### Supplied material
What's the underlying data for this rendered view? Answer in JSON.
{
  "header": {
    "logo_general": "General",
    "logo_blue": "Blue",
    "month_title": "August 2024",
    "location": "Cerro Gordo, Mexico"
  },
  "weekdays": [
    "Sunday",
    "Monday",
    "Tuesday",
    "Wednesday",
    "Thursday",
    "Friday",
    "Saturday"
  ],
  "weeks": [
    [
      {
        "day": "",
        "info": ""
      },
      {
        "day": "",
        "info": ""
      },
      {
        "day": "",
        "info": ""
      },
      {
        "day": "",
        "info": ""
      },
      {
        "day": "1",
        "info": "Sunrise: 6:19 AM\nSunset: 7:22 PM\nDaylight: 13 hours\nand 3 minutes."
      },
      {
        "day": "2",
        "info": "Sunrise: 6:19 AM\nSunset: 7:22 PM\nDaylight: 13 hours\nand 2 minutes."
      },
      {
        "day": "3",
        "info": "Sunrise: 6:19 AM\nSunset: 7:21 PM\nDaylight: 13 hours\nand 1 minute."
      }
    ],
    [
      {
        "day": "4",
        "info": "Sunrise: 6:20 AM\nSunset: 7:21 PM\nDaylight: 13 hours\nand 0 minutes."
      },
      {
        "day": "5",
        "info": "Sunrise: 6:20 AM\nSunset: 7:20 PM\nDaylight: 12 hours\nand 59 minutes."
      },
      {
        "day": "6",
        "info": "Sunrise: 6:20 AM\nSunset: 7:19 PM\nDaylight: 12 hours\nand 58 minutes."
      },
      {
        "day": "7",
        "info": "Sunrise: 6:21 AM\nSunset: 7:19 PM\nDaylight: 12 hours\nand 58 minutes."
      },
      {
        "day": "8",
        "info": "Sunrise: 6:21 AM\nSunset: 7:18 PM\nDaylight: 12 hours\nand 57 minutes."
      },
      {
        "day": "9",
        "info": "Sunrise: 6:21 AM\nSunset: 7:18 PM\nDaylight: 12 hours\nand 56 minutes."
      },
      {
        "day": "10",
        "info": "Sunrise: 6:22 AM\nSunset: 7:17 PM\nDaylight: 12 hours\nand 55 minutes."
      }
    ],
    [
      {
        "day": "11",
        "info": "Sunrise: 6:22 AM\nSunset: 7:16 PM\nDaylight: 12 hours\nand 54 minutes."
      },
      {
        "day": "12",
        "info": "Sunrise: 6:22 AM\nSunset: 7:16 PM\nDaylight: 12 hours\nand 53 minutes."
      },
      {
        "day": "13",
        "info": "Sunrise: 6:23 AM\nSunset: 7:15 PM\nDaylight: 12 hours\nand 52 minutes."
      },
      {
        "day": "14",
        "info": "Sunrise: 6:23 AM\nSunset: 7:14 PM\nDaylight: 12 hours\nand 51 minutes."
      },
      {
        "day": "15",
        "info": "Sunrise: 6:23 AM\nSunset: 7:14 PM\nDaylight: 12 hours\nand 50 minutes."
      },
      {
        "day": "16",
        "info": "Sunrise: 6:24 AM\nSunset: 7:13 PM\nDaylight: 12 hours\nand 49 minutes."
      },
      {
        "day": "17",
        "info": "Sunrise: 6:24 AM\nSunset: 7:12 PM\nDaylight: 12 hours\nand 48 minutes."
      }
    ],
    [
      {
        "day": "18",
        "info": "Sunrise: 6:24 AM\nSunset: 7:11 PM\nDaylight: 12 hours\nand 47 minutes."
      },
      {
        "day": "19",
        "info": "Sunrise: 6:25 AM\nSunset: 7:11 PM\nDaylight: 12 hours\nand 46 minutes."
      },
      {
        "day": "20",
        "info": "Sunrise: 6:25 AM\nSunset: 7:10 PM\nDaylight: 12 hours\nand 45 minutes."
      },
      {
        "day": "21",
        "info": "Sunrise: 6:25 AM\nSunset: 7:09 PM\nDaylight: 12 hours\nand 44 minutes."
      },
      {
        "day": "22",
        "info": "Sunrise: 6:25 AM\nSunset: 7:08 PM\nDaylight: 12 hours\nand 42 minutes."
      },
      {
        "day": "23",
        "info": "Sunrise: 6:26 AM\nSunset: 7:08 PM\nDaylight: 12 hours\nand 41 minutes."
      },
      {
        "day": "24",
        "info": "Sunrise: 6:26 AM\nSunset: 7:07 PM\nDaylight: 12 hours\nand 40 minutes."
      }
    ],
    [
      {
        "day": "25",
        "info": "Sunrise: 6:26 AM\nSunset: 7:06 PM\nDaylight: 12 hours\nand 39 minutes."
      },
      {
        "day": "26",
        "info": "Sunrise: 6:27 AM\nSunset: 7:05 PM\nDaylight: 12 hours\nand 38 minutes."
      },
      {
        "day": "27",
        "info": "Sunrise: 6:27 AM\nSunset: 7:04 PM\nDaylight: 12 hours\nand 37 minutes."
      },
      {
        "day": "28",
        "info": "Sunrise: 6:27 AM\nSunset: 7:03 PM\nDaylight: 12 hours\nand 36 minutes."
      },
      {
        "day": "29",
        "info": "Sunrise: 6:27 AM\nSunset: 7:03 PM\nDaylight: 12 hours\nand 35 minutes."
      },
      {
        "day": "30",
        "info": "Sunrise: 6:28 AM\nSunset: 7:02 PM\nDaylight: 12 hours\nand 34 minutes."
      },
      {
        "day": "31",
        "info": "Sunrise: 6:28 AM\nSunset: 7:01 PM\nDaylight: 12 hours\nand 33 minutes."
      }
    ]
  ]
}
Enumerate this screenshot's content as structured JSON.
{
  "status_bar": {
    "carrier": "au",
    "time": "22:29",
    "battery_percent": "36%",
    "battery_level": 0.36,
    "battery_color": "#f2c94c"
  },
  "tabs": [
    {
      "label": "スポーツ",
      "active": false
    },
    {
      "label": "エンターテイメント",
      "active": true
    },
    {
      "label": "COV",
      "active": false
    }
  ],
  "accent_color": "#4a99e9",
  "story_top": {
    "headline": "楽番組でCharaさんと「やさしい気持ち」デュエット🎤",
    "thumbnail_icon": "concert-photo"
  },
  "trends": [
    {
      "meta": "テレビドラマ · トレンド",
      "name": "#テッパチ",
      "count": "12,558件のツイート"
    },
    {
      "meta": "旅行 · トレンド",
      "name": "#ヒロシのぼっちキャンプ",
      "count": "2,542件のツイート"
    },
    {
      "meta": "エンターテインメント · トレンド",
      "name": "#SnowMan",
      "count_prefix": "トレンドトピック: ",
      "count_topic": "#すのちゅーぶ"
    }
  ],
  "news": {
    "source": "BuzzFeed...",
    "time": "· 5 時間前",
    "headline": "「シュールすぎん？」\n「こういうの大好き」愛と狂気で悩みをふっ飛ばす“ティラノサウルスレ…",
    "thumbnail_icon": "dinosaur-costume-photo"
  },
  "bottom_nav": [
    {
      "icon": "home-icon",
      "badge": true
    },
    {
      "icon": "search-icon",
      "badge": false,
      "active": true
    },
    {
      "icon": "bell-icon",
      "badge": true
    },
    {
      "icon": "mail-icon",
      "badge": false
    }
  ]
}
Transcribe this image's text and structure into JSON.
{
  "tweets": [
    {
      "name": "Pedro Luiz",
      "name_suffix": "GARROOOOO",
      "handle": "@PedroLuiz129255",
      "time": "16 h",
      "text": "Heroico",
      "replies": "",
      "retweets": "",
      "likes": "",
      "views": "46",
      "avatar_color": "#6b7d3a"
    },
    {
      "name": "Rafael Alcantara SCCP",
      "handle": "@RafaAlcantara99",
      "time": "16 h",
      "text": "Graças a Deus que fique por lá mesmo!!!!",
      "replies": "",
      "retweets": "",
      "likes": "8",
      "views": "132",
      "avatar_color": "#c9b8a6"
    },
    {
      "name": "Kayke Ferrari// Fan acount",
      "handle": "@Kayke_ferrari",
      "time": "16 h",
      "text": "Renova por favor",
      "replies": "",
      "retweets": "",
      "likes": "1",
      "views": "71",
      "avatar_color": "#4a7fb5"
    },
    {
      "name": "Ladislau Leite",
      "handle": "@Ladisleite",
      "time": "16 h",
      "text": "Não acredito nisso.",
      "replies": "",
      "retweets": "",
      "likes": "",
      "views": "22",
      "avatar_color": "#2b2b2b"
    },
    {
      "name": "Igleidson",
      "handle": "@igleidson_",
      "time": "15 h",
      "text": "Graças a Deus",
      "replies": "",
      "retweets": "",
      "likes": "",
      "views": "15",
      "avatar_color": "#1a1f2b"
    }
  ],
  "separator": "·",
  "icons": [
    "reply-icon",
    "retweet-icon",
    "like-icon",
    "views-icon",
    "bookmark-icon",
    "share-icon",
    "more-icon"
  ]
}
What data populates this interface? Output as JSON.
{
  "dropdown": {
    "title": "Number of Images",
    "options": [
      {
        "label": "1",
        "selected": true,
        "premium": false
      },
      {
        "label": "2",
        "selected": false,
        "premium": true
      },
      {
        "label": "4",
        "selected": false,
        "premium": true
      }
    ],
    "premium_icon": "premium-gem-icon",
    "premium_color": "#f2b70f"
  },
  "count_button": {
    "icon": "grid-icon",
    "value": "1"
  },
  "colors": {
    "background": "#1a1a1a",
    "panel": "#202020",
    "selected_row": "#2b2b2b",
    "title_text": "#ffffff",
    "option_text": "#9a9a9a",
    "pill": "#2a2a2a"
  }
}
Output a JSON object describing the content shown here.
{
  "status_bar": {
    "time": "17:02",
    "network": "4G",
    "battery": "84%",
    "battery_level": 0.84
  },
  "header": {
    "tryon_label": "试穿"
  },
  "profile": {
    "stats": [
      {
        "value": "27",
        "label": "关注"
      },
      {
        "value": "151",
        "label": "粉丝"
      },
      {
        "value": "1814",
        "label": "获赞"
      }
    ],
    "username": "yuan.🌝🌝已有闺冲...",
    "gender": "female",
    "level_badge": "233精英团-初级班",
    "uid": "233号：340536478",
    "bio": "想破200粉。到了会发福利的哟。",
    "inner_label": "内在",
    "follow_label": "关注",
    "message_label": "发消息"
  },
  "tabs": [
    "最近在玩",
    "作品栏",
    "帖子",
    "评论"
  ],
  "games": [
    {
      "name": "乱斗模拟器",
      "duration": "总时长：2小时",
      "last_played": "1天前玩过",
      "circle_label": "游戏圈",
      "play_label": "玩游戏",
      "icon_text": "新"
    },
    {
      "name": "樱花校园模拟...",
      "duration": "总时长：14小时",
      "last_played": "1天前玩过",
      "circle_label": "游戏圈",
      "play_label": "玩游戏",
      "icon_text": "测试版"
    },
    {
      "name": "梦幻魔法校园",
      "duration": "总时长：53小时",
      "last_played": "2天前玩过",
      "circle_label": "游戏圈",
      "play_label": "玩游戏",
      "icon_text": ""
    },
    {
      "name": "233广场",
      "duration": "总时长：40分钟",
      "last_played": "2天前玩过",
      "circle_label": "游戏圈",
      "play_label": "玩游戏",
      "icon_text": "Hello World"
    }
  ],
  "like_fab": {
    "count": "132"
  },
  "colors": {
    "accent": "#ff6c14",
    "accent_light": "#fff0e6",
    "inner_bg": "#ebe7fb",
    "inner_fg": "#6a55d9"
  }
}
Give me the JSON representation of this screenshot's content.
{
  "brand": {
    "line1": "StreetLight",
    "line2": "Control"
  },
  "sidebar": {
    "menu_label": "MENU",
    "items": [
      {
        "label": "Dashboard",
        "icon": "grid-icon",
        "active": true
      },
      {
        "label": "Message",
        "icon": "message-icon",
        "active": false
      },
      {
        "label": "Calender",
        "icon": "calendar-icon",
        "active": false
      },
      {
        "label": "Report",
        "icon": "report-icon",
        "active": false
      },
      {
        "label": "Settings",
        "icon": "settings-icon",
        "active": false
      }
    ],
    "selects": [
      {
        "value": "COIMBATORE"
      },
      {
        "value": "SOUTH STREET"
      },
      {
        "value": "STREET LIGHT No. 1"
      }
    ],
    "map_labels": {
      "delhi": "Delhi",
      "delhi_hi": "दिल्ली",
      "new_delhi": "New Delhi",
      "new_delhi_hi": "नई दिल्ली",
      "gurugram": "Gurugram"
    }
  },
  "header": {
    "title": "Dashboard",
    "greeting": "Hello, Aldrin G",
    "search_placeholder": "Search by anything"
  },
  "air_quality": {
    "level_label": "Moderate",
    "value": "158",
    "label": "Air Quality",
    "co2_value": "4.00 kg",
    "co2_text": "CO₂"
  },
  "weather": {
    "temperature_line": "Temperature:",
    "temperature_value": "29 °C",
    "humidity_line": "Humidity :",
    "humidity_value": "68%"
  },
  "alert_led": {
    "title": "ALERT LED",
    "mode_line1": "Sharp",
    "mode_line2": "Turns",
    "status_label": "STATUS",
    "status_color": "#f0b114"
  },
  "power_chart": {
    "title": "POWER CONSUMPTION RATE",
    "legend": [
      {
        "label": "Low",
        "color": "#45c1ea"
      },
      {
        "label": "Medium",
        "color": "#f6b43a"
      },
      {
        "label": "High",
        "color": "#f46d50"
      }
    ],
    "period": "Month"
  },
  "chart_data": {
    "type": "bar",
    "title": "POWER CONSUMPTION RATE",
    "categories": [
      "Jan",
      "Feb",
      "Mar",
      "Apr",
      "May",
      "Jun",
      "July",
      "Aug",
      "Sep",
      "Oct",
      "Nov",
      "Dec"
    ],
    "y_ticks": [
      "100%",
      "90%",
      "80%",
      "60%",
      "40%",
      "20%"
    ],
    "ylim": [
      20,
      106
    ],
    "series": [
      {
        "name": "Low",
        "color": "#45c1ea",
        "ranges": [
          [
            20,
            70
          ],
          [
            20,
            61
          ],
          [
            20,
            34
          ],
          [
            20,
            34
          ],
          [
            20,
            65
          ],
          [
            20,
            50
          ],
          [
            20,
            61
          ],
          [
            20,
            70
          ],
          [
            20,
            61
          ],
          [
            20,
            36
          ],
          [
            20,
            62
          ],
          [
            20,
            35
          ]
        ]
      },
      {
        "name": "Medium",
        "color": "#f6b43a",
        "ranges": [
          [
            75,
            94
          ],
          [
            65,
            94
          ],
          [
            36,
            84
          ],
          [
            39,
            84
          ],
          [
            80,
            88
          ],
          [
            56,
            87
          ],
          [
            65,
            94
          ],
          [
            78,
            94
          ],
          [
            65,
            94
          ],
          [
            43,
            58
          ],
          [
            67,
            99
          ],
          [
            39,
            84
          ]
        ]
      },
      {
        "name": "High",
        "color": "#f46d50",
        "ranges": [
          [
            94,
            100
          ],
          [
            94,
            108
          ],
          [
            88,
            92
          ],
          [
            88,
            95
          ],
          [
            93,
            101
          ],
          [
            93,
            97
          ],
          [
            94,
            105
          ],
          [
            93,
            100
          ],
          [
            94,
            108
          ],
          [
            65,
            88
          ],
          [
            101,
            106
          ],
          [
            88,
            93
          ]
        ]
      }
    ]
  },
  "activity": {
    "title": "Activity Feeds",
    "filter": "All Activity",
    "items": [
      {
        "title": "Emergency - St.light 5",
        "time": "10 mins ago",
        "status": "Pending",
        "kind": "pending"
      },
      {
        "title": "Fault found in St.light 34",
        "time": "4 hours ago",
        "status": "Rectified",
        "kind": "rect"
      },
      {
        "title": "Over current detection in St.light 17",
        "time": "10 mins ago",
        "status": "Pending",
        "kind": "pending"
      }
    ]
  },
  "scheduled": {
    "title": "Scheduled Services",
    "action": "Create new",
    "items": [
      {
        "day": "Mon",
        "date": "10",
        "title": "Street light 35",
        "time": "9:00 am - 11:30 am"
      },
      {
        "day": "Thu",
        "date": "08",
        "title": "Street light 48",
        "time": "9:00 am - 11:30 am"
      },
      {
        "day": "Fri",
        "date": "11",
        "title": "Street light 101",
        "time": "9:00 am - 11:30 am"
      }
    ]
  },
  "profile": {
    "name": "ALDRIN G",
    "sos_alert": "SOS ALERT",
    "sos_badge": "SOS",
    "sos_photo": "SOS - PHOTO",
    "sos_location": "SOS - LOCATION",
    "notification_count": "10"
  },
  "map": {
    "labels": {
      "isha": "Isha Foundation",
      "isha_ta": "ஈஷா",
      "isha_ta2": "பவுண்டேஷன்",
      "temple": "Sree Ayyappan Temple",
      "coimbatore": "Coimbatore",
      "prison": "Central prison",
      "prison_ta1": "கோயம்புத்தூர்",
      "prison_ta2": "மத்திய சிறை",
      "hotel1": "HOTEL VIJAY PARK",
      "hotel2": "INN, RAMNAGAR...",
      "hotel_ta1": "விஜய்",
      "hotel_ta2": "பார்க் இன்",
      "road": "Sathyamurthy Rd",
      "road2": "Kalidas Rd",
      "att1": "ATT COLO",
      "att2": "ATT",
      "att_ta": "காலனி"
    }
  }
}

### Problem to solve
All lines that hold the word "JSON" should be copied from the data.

### Answer space
What's the underlying data for this rendered view? Answer in JSON.
Enumerate this screenshot's content as structured JSON.
Transcribe this image's text and structure into JSON.
What data populates this interface? Output as JSON.
Output a JSON object describing the content shown here.
Give me the JSON representation of this screenshot's content.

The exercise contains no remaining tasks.